Task details: Only the text belongs in the copy: retype each record exactly as it appears.

Task input:
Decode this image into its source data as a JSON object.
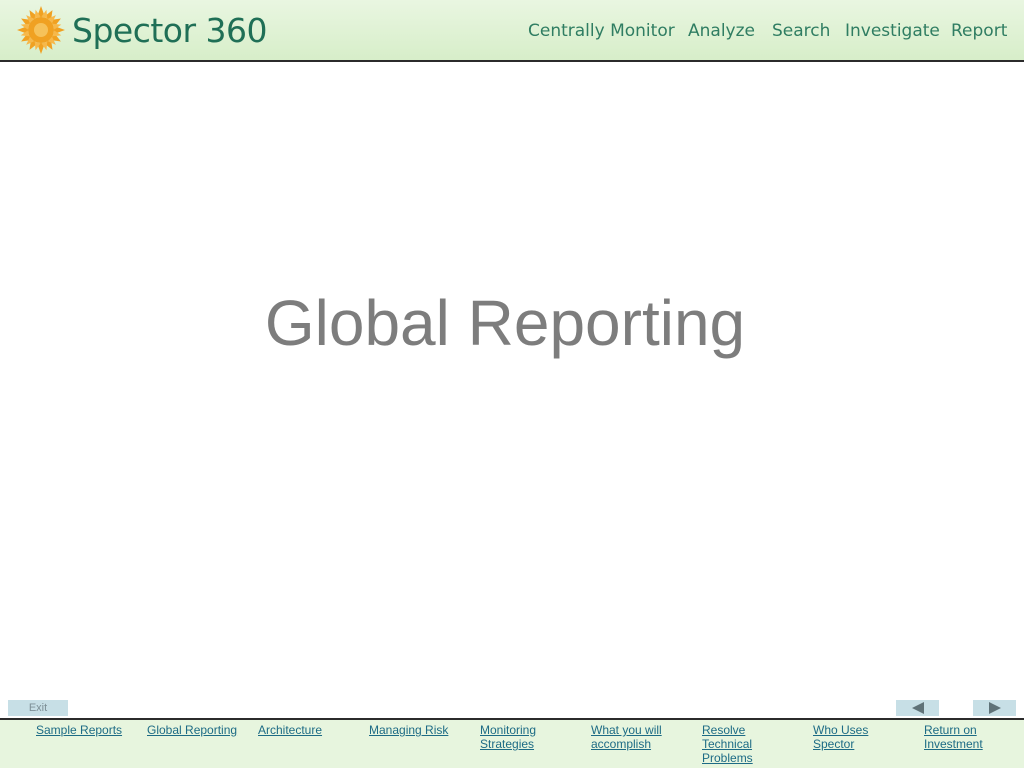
{
  "header": {
    "logo_text": "Spector 360",
    "nav": [
      "Centrally Monitor",
      "Analyze",
      "Search",
      "Investigate",
      "Report"
    ]
  },
  "slide": {
    "title": "Global Reporting"
  },
  "controls": {
    "exit_label": "Exit"
  },
  "footer": {
    "links": [
      [
        "Sample Reports"
      ],
      [
        "Global Reporting"
      ],
      [
        "Architecture"
      ],
      [
        "Managing Risk"
      ],
      [
        "Monitoring",
        "Strategies"
      ],
      [
        "What you will",
        "accomplish"
      ],
      [
        "Resolve",
        "Technical",
        "Problems"
      ],
      [
        "Who Uses",
        "Spector"
      ],
      [
        "Return on",
        "Investment"
      ]
    ]
  },
  "colors": {
    "brand_green": "#1f6f56",
    "nav_green": "#2f7d62",
    "link_blue": "#1d6b85",
    "header_bg": "#e9f6e1"
  },
  "icons": {
    "logo": "sunburst-icon",
    "prev": "triangle-left-icon",
    "next": "triangle-right-icon"
  }
}
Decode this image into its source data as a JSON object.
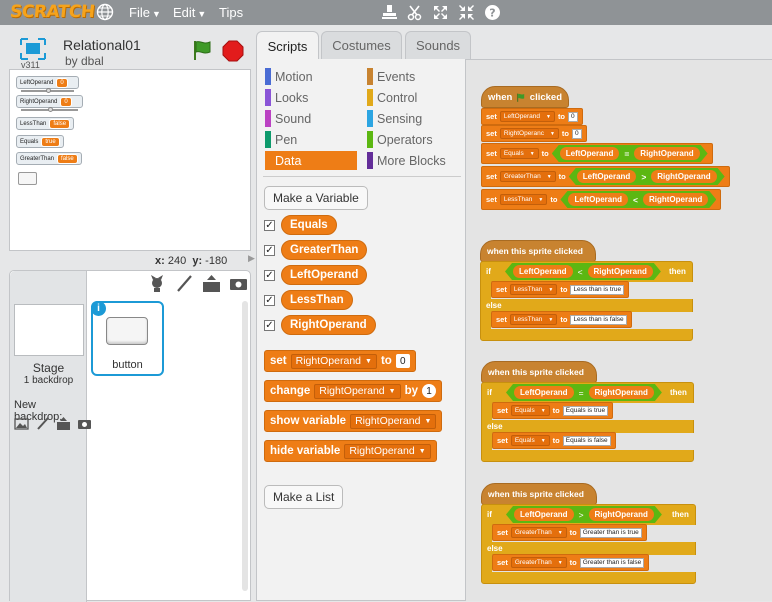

Exercise output:
Decode this image into its source data as a JSON object.
{
  "header": {
    "logo_text": "Spector 360",
    "nav": [
      "Centrally Monitor",
      "Analyze",
      "Search",
      "Investigate",
      "Report"
    ]
  },
  "slide": {
    "title": "Global Reporting"
  },
  "controls": {
    "exit_label": "Exit"
  },
  "footer": {
    "links": [
      [
        "Sample Reports"
      ],
      [
        "Global Reporting"
      ],
      [
        "Architecture"
      ],
      [
        "Managing Risk"
      ],
      [
        "Monitoring",
        "Strategies"
      ],
      [
        "What you will",
        "accomplish"
      ],
      [
        "Resolve",
        "Technical",
        "Problems"
      ],
      [
        "Who Uses",
        "Spector"
      ],
      [
        "Return on",
        "Investment"
      ]
    ]
  },
  "colors": {
    "brand_green": "#1f6f56",
    "nav_green": "#2f7d62",
    "link_blue": "#1d6b85",
    "header_bg": "#e9f6e1"
  },
  "icons": {
    "logo": "sunburst-icon",
    "prev": "triangle-left-icon",
    "next": "triangle-right-icon"
  }
}
Decode this image into its source data as a JSON object.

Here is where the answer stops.